Now, you may be asking, how is this related to Catholicism? One major component of Catholic Social Teaching is “the common good.” The Compendium of the Social Doctrine of the Church defines “common good” as “the sum total of social conditions which allow people, either as groups or as individuals, to reach their fulfilment more fully and more easily” (346). I think conservation of energy prices would benefit the common good, locally, nationally, and even globally, allowing people to reach their fulfillment more easily. The Catholic Bishops of England and Wales say as much, although their reasoning is focused more on the environmental impact of using too much energy: “Our environmental “common goods” are not only available for careful use and enjoyment today, but are held in trust for the use and enjoyment of future generations…In recent years one of the prime duties of public authorities has become the careful conservation of this environmental dimension of the “common good.”
However, Americans (and most Westerners) live in an interesting situation. We have so much compared to the rest of the world, and in a way, if we had “satisfied minds,” we could easily sacrifice certain things in our lives and afford the current prices of energy, energy we need to work and live. Sadly, in this country, when we speak of being unable to afford basic needs, this can sometimes mean “after buying two cell phones, subscribing to cable, and eating out three nights a week, there is no money left over to pay for health care.” A gentleman I work with who is on public assistance was lamenting the high cost of cable and cigarettes. I told him I couldn’t afford cable since I was getting ready to start a family. I think he was a bit surprised that someone in 2008 would dare not consider cable an essential. My basic point, I guess, is that in this country many expect to have their cakes and eat it too. Nonetheless, I think conserving energy would benefit the common good in so many ways: less pollution, less wear-and-tear on roads, less energy costs for all of us, but especially the poor, less exploitation of the poor overseas, less support of oppressive and totalitarian regimes throughout the world, and less chance that our oil addiction is funding our enemies who plan our downfall. Of course, some would say that high prices themselves benefit the common good, as they may cause us to conserve more, explore alternatives, develop more efficient vehicles, and so forth, so this is a complex issue. Nonetheless, I can’t see how conservation of limited resources is ever bad.

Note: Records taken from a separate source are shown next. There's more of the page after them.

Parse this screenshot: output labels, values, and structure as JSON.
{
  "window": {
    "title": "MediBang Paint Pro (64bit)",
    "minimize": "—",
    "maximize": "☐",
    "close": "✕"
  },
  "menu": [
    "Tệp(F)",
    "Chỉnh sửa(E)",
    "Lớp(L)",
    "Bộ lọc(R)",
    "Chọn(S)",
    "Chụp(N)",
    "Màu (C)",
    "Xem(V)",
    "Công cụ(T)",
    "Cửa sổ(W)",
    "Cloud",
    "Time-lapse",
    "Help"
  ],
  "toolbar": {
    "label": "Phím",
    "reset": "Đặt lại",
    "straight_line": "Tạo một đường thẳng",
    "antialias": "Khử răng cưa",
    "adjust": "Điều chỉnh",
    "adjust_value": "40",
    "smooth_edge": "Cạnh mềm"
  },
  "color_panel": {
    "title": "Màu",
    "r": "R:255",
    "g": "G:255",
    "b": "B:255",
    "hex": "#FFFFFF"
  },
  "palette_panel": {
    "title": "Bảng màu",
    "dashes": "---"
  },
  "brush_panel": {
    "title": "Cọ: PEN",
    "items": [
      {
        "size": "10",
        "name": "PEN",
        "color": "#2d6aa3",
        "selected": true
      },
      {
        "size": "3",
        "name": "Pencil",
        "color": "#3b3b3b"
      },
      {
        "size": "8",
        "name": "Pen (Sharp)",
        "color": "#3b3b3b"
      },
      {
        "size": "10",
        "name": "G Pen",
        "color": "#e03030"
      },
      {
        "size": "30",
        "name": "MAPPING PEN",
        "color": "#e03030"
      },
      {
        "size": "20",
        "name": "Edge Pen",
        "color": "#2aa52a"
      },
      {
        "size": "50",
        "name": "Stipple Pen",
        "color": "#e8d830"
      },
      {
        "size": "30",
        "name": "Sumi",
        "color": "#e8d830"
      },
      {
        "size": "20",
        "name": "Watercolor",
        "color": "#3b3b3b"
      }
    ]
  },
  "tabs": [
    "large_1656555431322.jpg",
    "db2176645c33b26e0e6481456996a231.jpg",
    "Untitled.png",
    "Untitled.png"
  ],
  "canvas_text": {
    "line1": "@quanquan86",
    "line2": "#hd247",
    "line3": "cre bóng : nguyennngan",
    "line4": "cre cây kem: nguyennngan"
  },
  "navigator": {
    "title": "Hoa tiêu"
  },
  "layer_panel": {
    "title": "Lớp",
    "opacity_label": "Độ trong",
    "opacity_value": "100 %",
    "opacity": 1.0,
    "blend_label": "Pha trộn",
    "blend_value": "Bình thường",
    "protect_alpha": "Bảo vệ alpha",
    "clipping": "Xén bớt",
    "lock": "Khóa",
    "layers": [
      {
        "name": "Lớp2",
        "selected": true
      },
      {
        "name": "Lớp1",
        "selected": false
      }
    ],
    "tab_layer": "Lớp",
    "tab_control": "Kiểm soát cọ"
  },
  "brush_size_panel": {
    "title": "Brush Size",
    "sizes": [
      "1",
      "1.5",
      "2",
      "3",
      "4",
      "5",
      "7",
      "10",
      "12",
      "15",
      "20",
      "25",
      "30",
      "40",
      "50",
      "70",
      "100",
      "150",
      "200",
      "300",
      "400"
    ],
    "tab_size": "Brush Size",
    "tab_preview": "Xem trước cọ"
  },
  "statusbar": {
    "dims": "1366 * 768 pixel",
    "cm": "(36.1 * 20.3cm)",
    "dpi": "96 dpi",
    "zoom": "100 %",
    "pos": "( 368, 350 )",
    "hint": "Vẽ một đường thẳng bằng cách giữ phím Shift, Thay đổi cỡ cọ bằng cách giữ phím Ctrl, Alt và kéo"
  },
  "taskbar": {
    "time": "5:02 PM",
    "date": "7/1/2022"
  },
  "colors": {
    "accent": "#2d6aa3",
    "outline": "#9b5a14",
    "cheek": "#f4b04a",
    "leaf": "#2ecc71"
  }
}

So, without getting into global warming or environmentalism or any other “hot button” issue at this time, I think that taking basic steps to save energy, even going as far as to (gasp) sacrifice, would benefit the common good, especially the truly poor among us. I am not an economist, and I am aware that there are other views on these issues, so please contribute to this discussion in the comments!